[App and web page records]
········

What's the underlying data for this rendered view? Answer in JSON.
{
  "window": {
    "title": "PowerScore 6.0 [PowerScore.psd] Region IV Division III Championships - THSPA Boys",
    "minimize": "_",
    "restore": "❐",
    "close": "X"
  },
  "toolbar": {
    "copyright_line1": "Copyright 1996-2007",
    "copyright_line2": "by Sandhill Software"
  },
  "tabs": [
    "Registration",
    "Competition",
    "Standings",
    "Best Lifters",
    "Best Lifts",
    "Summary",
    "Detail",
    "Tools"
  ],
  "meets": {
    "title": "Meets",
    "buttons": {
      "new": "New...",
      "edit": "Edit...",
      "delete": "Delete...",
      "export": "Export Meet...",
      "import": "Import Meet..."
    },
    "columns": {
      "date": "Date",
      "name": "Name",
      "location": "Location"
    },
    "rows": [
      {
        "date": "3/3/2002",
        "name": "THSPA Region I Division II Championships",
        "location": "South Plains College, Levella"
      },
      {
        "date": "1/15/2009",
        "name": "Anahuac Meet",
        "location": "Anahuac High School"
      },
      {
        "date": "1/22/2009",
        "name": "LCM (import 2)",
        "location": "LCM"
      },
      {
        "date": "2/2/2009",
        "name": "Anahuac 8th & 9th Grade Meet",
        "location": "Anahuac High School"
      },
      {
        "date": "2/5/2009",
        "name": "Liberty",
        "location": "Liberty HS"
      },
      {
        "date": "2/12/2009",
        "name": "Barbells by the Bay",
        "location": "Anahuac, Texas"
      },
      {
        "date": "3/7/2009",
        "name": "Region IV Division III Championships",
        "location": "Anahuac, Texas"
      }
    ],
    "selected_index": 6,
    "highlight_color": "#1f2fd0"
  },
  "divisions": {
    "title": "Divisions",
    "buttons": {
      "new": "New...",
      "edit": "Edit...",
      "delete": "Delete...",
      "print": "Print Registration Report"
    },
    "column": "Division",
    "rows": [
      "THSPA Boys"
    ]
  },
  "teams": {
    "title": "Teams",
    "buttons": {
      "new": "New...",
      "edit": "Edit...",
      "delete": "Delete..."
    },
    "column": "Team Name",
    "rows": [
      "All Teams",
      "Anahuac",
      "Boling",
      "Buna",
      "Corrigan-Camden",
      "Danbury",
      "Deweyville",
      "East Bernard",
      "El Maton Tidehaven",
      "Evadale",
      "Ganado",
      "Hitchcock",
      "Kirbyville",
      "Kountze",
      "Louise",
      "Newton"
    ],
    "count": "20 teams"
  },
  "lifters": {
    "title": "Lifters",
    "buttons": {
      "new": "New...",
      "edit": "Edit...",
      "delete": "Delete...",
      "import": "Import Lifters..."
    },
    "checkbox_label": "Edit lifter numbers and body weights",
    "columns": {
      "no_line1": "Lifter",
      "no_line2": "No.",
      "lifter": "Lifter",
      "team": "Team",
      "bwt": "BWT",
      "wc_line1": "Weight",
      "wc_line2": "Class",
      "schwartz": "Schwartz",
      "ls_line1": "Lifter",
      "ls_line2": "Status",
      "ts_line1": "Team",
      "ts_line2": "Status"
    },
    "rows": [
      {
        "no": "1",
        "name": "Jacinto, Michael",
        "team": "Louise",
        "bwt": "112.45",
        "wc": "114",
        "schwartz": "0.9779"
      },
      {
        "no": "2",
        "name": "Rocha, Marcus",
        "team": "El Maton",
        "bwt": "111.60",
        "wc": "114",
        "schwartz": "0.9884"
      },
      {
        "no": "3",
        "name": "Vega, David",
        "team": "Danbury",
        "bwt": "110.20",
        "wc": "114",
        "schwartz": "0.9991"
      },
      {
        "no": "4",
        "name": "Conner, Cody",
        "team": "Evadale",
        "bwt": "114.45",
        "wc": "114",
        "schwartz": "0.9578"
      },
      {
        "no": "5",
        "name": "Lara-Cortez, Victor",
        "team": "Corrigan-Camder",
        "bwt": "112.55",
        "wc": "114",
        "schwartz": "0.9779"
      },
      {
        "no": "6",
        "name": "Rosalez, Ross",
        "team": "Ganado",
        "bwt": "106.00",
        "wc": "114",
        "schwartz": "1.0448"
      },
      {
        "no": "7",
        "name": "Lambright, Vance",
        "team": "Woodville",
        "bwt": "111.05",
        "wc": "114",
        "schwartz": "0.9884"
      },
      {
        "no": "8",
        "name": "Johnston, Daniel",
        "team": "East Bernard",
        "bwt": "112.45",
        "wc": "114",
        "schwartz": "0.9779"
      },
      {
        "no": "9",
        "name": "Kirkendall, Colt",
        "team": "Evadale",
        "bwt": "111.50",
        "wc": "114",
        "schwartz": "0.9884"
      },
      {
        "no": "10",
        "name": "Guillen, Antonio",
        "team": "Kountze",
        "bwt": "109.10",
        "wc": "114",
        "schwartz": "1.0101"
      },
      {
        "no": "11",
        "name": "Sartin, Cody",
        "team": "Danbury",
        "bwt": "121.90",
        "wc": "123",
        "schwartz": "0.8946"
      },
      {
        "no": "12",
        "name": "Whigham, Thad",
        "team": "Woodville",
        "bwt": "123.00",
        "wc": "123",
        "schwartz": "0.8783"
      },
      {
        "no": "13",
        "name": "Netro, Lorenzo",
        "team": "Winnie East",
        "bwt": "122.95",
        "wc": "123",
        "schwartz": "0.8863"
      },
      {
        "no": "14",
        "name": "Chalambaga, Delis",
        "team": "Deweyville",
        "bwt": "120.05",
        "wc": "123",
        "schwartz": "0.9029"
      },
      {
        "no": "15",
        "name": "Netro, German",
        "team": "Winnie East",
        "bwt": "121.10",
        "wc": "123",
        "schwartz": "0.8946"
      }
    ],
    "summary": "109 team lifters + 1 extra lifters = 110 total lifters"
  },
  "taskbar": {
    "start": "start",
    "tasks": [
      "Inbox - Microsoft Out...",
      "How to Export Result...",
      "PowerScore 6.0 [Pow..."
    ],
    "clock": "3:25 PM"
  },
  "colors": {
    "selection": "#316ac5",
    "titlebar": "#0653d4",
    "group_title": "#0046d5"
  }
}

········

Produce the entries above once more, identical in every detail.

Task solution.
What's the underlying data for this rendered view? Answer in JSON.
{
  "window": {
    "title": "PowerScore 6.0 [PowerScore.psd] Region IV Division III Championships - THSPA Boys",
    "minimize": "_",
    "restore": "❐",
    "close": "X"
  },
  "toolbar": {
    "copyright_line1": "Copyright 1996-2007",
    "copyright_line2": "by Sandhill Software"
  },
  "tabs": [
    "Registration",
    "Competition",
    "Standings",
    "Best Lifters",
    "Best Lifts",
    "Summary",
    "Detail",
    "Tools"
  ],
  "meets": {
    "title": "Meets",
    "buttons": {
      "new": "New...",
      "edit": "Edit...",
      "delete": "Delete...",
      "export": "Export Meet...",
      "import": "Import Meet..."
    },
    "columns": {
      "date": "Date",
      "name": "Name",
      "location": "Location"
    },
    "rows": [
      {
        "date": "3/3/2002",
        "name": "THSPA Region I Division II Championships",
        "location": "South Plains College, Levella"
      },
      {
        "date": "1/15/2009",
        "name": "Anahuac Meet",
        "location": "Anahuac High School"
      },
      {
        "date": "1/22/2009",
        "name": "LCM (import 2)",
        "location": "LCM"
      },
      {
        "date": "2/2/2009",
        "name": "Anahuac 8th & 9th Grade Meet",
        "location": "Anahuac High School"
      },
      {
        "date": "2/5/2009",
        "name": "Liberty",
        "location": "Liberty HS"
      },
      {
        "date": "2/12/2009",
        "name": "Barbells by the Bay",
        "location": "Anahuac, Texas"
      },
      {
        "date": "3/7/2009",
        "name": "Region IV Division III Championships",
        "location": "Anahuac, Texas"
      }
    ],
    "selected_index": 6,
    "highlight_color": "#1f2fd0"
  },
  "divisions": {
    "title": "Divisions",
    "buttons": {
      "new": "New...",
      "edit": "Edit...",
      "delete": "Delete...",
      "print": "Print Registration Report"
    },
    "column": "Division",
    "rows": [
      "THSPA Boys"
    ]
  },
  "teams": {
    "title": "Teams",
    "buttons": {
      "new": "New...",
      "edit": "Edit...",
      "delete": "Delete..."
    },
    "column": "Team Name",
    "rows": [
      "All Teams",
      "Anahuac",
      "Boling",
      "Buna",
      "Corrigan-Camden",
      "Danbury",
      "Deweyville",
      "East Bernard",
      "El Maton Tidehaven",
      "Evadale",
      "Ganado",
      "Hitchcock",
      "Kirbyville",
      "Kountze",
      "Louise",
      "Newton"
    ],
    "count": "20 teams"
  },
  "lifters": {
    "title": "Lifters",
    "buttons": {
      "new": "New...",
      "edit": "Edit...",
      "delete": "Delete...",
      "import": "Import Lifters..."
    },
    "checkbox_label": "Edit lifter numbers and body weights",
    "columns": {
      "no_line1": "Lifter",
      "no_line2": "No.",
      "lifter": "Lifter",
      "team": "Team",
      "bwt": "BWT",
      "wc_line1": "Weight",
      "wc_line2": "Class",
      "schwartz": "Schwartz",
      "ls_line1": "Lifter",
      "ls_line2": "Status",
      "ts_line1": "Team",
      "ts_line2": "Status"
    },
    "rows": [
      {
        "no": "1",
        "name": "Jacinto, Michael",
        "team": "Louise",
        "bwt": "112.45",
        "wc": "114",
        "schwartz": "0.9779"
      },
      {
        "no": "2",
        "name": "Rocha, Marcus",
        "team": "El Maton",
        "bwt": "111.60",
        "wc": "114",
        "schwartz": "0.9884"
      },
      {
        "no": "3",
        "name": "Vega, David",
        "team": "Danbury",
        "bwt": "110.20",
        "wc": "114",
        "schwartz": "0.9991"
      },
      {
        "no": "4",
        "name": "Conner, Cody",
        "team": "Evadale",
        "bwt": "114.45",
        "wc": "114",
        "schwartz": "0.9578"
      },
      {
        "no": "5",
        "name": "Lara-Cortez, Victor",
        "team": "Corrigan-Camder",
        "bwt": "112.55",
        "wc": "114",
        "schwartz": "0.9779"
      },
      {
        "no": "6",
        "name": "Rosalez, Ross",
        "team": "Ganado",
        "bwt": "106.00",
        "wc": "114",
        "schwartz": "1.0448"
      },
      {
        "no": "7",
        "name": "Lambright, Vance",
        "team": "Woodville",
        "bwt": "111.05",
        "wc": "114",
        "schwartz": "0.9884"
      },
      {
        "no": "8",
        "name": "Johnston, Daniel",
        "team": "East Bernard",
        "bwt": "112.45",
        "wc": "114",
        "schwartz": "0.9779"
      },
      {
        "no": "9",
        "name": "Kirkendall, Colt",
        "team": "Evadale",
        "bwt": "111.50",
        "wc": "114",
        "schwartz": "0.9884"
      },
      {
        "no": "10",
        "name": "Guillen, Antonio",
        "team": "Kountze",
        "bwt": "109.10",
        "wc": "114",
        "schwartz": "1.0101"
      },
      {
        "no": "11",
        "name": "Sartin, Cody",
        "team": "Danbury",
        "bwt": "121.90",
        "wc": "123",
        "schwartz": "0.8946"
      },
      {
        "no": "12",
        "name": "Whigham, Thad",
        "team": "Woodville",
        "bwt": "123.00",
        "wc": "123",
        "schwartz": "0.8783"
      },
      {
        "no": "13",
        "name": "Netro, Lorenzo",
        "team": "Winnie East",
        "bwt": "122.95",
        "wc": "123",
        "schwartz": "0.8863"
      },
      {
        "no": "14",
        "name": "Chalambaga, Delis",
        "team": "Deweyville",
        "bwt": "120.05",
        "wc": "123",
        "schwartz": "0.9029"
      },
      {
        "no": "15",
        "name": "Netro, German",
        "team": "Winnie East",
        "bwt": "121.10",
        "wc": "123",
        "schwartz": "0.8946"
      }
    ],
    "summary": "109 team lifters + 1 extra lifters = 110 total lifters"
  },
  "taskbar": {
    "start": "start",
    "tasks": [
      "Inbox - Microsoft Out...",
      "How to Export Result...",
      "PowerScore 6.0 [Pow..."
    ],
    "clock": "3:25 PM"
  },
  "colors": {
    "selection": "#316ac5",
    "titlebar": "#0653d4",
    "group_title": "#0046d5"
  }
}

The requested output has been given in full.